• What you will do:
Scan the entries below for the word "details" and copy every line where it turns up.

Start of Data supplied

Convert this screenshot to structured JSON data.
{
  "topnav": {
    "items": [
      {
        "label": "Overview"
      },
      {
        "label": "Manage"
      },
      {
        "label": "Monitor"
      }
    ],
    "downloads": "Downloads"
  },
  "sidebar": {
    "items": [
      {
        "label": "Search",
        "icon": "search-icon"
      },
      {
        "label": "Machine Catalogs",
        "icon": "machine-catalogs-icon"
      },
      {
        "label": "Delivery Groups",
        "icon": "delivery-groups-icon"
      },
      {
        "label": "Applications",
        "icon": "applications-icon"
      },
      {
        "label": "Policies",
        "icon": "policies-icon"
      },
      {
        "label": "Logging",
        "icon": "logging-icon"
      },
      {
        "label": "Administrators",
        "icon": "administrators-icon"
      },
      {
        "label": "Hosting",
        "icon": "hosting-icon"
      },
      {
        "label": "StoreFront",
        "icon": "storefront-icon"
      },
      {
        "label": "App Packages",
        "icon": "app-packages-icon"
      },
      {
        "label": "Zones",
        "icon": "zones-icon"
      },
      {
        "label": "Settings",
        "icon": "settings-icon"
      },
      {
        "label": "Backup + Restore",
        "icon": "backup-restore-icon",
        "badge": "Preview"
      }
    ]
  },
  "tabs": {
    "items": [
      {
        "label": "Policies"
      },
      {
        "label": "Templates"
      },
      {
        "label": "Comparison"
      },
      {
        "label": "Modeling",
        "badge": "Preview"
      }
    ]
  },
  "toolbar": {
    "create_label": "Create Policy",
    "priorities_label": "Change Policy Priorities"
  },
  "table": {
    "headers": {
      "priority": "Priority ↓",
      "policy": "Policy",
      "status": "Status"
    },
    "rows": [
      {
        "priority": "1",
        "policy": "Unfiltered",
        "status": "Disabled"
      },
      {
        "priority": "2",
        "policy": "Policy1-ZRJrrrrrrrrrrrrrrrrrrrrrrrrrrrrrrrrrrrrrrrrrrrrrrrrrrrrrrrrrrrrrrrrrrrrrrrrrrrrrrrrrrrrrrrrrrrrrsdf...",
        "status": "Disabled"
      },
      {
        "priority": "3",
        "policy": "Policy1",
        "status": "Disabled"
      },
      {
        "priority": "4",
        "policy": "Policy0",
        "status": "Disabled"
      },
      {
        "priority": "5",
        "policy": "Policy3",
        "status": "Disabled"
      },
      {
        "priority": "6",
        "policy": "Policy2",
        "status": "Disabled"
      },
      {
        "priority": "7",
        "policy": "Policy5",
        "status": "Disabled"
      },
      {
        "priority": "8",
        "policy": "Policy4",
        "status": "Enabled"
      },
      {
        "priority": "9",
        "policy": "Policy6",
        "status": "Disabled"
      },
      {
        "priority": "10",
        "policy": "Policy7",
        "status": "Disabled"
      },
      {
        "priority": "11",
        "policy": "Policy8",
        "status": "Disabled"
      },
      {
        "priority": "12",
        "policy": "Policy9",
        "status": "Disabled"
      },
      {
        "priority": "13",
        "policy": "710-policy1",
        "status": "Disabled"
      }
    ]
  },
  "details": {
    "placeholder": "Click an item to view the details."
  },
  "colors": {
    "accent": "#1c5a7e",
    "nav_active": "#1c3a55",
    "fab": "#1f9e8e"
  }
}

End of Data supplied

• Written answer:
  "details": {
    "placeholder": "Click an item to view the details."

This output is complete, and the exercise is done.